Research Interests

 I am an early modern British historian working on memory and textual monuments in post-Reformation England, 1560-1650 under the supervision of Dr. Alexandra Walsham. My thesis investigates how early modern people considered and used texts as sites of memory or commemorative spaces, and how the culture of commemoration, especially as it pertains to texts developed in the aftermath of the Reformation. More broadly, I am interested in historical writing, memory, identity and social and cultural change in Tudor and early Stuart England. My work is interdisciplinary in nature and sits at junctions between history, literary studies and archival studies. 


I am happy to supervise students in the following papers in Part I of the Historical Tripos:

Paper 4: British political history, 1485-1714

Paper 9: British economic and social history, c. 1500-1750

I am also a Historical Argument and Practice facilitator on the topic of Memory. 

Before coming to Cambridge I was a teaching assistant in the Department of History at Simon Fraser University where I facilitated tutorials/seminar classes and assessed student work on a variety of topics, including the history of the British Isles from prehistory to the twentieth century, the history of Christianity to 1500, late medieval Europe, and Chinese history after 1800. I hold a certificate in Teaching and Learning for University Teaching from Simon Fraser University.

Other Professional Activities

In Cambridge I have served as the co-convenor for the Faculty of History's Early Modern Interdisciplinary Seminar from 2016-2017 which successfully received AHRC support to bring in well-known scholars across the discipline. I am also a graduate library assistant at the Ward Library, and I have served the Peterhouse postgraduate student community as the secretary for the graduate society from 2016-2017. I was part of a committee which successfully introduced a variety of new welfare policies, including regular yoga practices and flying the LGBT flag at college to mark LGBT History month.

I have worked extensively as a research assistant on a project on the purchase of early modern books in England, and from 2014-2015 I was a research assistant responsible for researching and writing faculty biographies as part of a prospographical investigation of the Faculty of Arts and Social Sciences at Simon Fraser University as part of its fiftieth anniversary celebrations in 2015 available at: 



  • Economic, Social History
  • British social history c.1600-1850
  • Early Modern History

Key Publications

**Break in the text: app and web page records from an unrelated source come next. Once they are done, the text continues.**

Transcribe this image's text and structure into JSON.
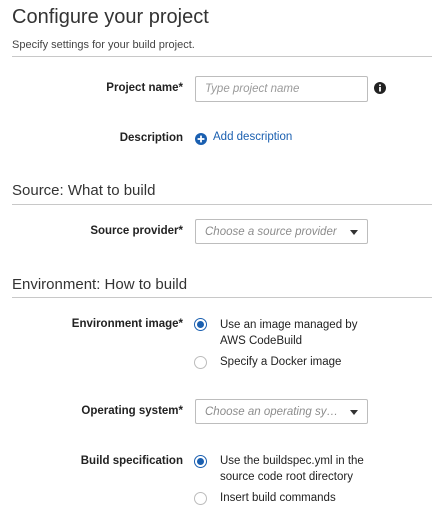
{
  "header": {
    "title": "Configure your project",
    "subtitle": "Specify settings for your build project."
  },
  "project": {
    "name_label": "Project name*",
    "name_placeholder": "Type project name",
    "info_icon": "info-icon",
    "description_label": "Description",
    "add_description_link": "Add description",
    "add_icon": "plus-circle-icon"
  },
  "source": {
    "section_title": "Source: What to build",
    "provider_label": "Source provider*",
    "provider_value": "Choose a source provider"
  },
  "environment": {
    "section_title": "Environment: How to build",
    "image_label": "Environment image*",
    "image_options": [
      {
        "label": "Use an image managed by AWS CodeBuild",
        "selected": true
      },
      {
        "label": "Specify a Docker image",
        "selected": false
      }
    ],
    "os_label": "Operating system*",
    "os_value": "Choose an operating syst…",
    "buildspec_label": "Build specification",
    "buildspec_options": [
      {
        "label": "Use the buildspec.yml in the source code root directory",
        "selected": true
      },
      {
        "label": "Insert build commands",
        "selected": false
      }
    ]
  },
  "colors": {
    "accent": "#1a5fb0",
    "divider": "#c8c8c8"
  }
}
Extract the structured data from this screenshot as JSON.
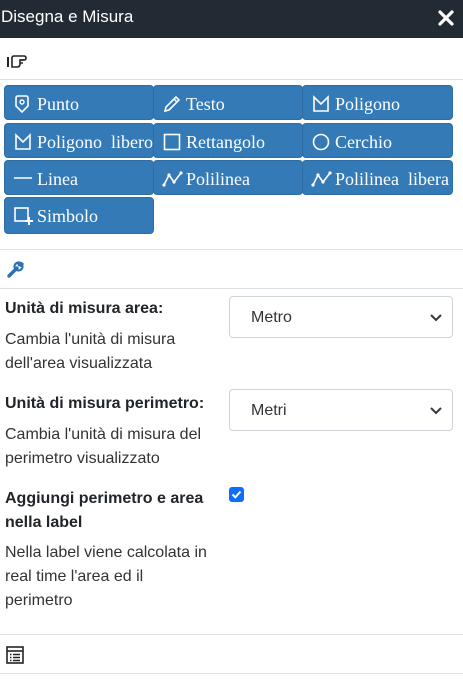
{
  "header": {
    "title": "Disegna e Misura"
  },
  "tools": [
    {
      "label": "Punto",
      "icon": "map-pin-icon"
    },
    {
      "label": "Testo",
      "icon": "pencil-icon"
    },
    {
      "label": "Poligono",
      "icon": "polygon-icon"
    },
    {
      "label": "Poligono  libero",
      "icon": "polygon-icon"
    },
    {
      "label": "Rettangolo",
      "icon": "square-icon"
    },
    {
      "label": "Cerchio",
      "icon": "circle-icon"
    },
    {
      "label": "Linea",
      "icon": "line-icon"
    },
    {
      "label": "Polilinea",
      "icon": "polyline-icon"
    },
    {
      "label": "Polilinea  libera",
      "icon": "polyline-icon"
    },
    {
      "label": "Simbolo",
      "icon": "symbol-add-icon"
    }
  ],
  "settings": {
    "area": {
      "label": "Unità di misura area:",
      "desc_line1": "Cambia l'unità di misura",
      "desc_line2": "dell'area visualizzata",
      "value": "Metro"
    },
    "perimeter": {
      "label": "Unità di misura perimetro:",
      "desc_line1": "Cambia l'unità di misura del",
      "desc_line2": "perimetro visualizzato",
      "value": "Metri"
    },
    "label_toggle": {
      "label_line1": "Aggiungi perimetro e area",
      "label_line2": "nella label",
      "desc_line1": "Nella label viene calcolata in",
      "desc_line2": "real time l'area ed il",
      "desc_line3": "perimetro",
      "checked": true
    }
  },
  "colors": {
    "header_bg": "#222b33",
    "button_bg": "#337ab7",
    "checkbox": "#0d6efd"
  }
}
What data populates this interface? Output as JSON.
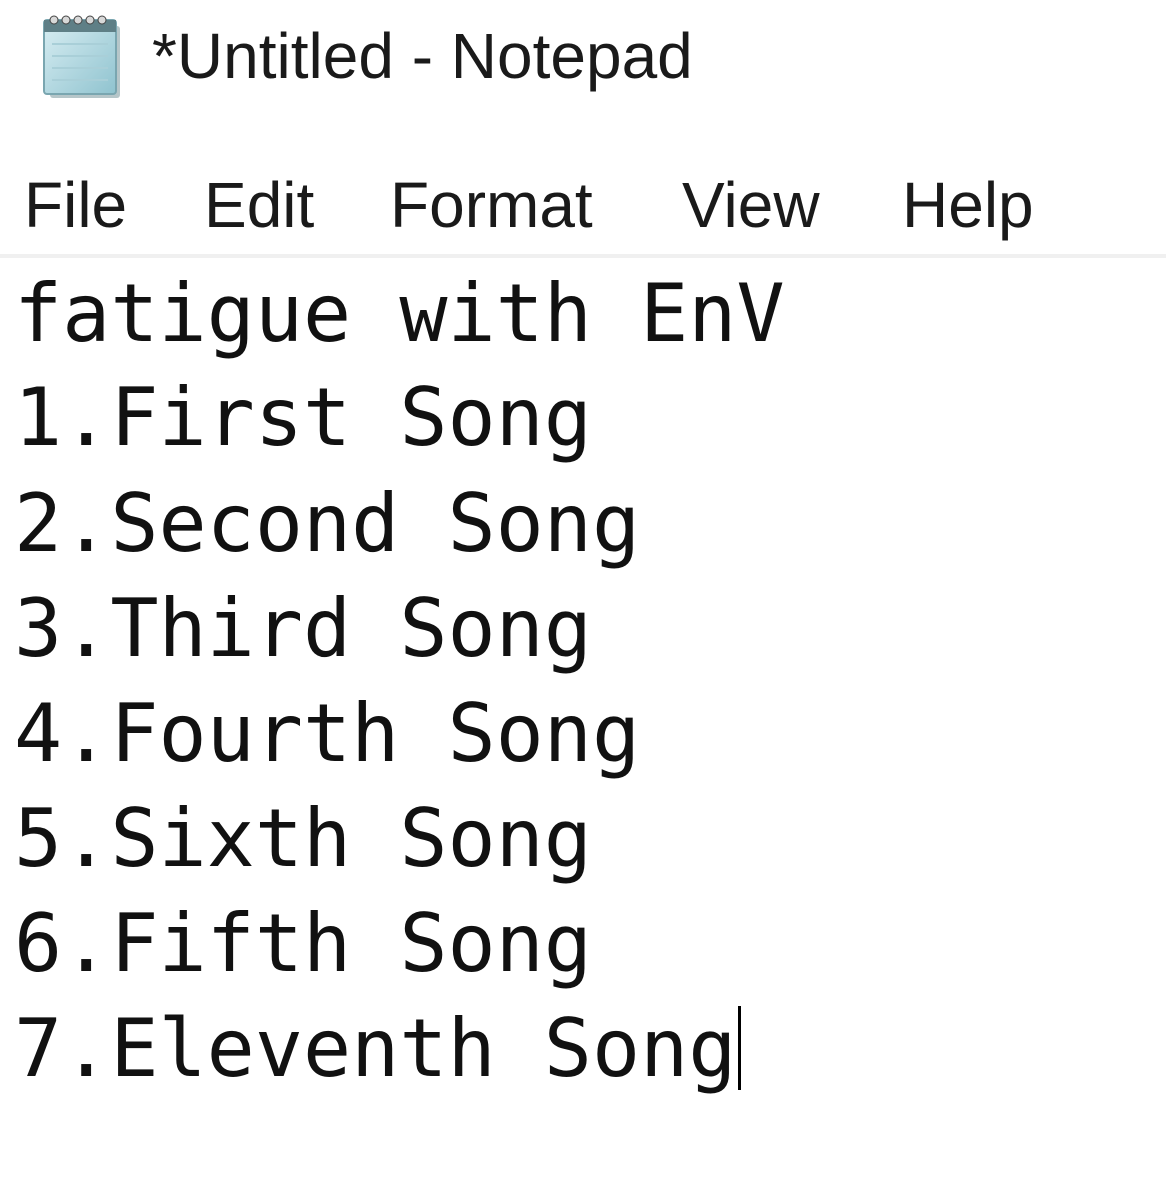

S. Hanebaum, ‘Sovereigns and Superstitions: Identity and Memory in Thomas Bentley’s ‘Monumentes of Antiquities,’ Cultural and Social History 13 (2016), pp.287-305

Other Publications

S. Hanebaum, 'How I write, why I write' - guest post on the Trumpet of Sedition blog, posted 23 October 2017,